Stephen Isherwood, head of graduate recruitment for Ernst & Young in the UK added:

 “We have introduced a range of programmes to support our high potential women and Black and Minority Ethnic (BME) employees as they progress through their careers, to remove any blockages in our talent pipelines. Maternity coaching, employee networks, unconscious bias training and careers coaching are just some of the initiatives in place.”

4. Size and image matters

Size does matter: macro employers (with more than 1,000 employees) are men’s preferred option to start their career, while women seek to work for medium-sized employers (100-500 employees).

On the image level, differences are even sounder: Men aspire to work in companies that they perceive having constant innovation, offering a high-level of responsibility, focusing on recruiting only top performers and having in place rapid promotion schemes; Women want companies perceived as having ethical standards, opportunities for international travel/relocation, that have respect for its people and that are a good reference for future career.

“While it’s clear that men want a large environment where they can be quickly promoted and take on extra responsibility, women seek a more balanced environment where they can develop themselves personally and get ready for their future”, added Ms. Tattanelli.

Unilever added: “To ensure that employees, and especially women, have the right tools to work with maximum flexibility, agile working was launched in 2009.  By using technology, workers work anytime, anywhere as long as business needs are being fully met. An agile worker’s performance is determined by results, not ‘time and attendance.’”

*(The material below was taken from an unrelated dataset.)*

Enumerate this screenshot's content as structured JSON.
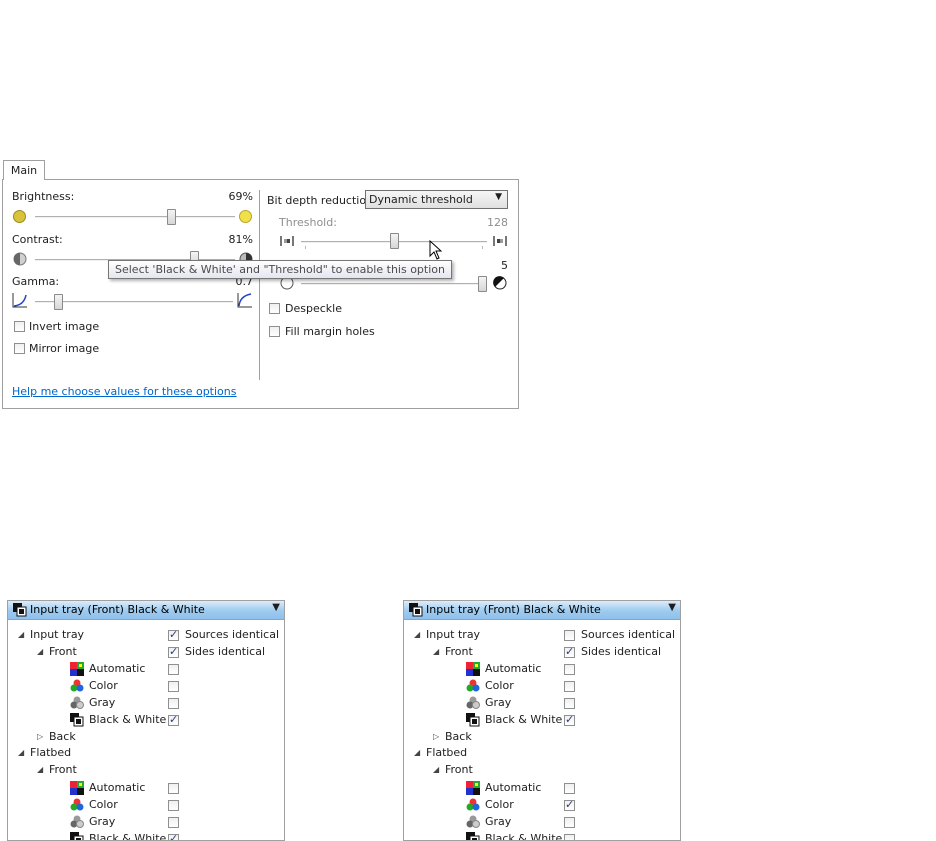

Erica Briody, Talent Acquisition Leader Europe concluded: “At GE, we work with schools to ensure the future of tomorrow understands the benefits of selecting a career outside of the traditional industries. We have a fantastic ‘Women’s Network’ offering specific training and development for women, how to manage the guilt that any mother has trying to find a balance, learning from inspirational speakers. We spend 1 billion a year in training because we believe that everyone has a place at GE’.”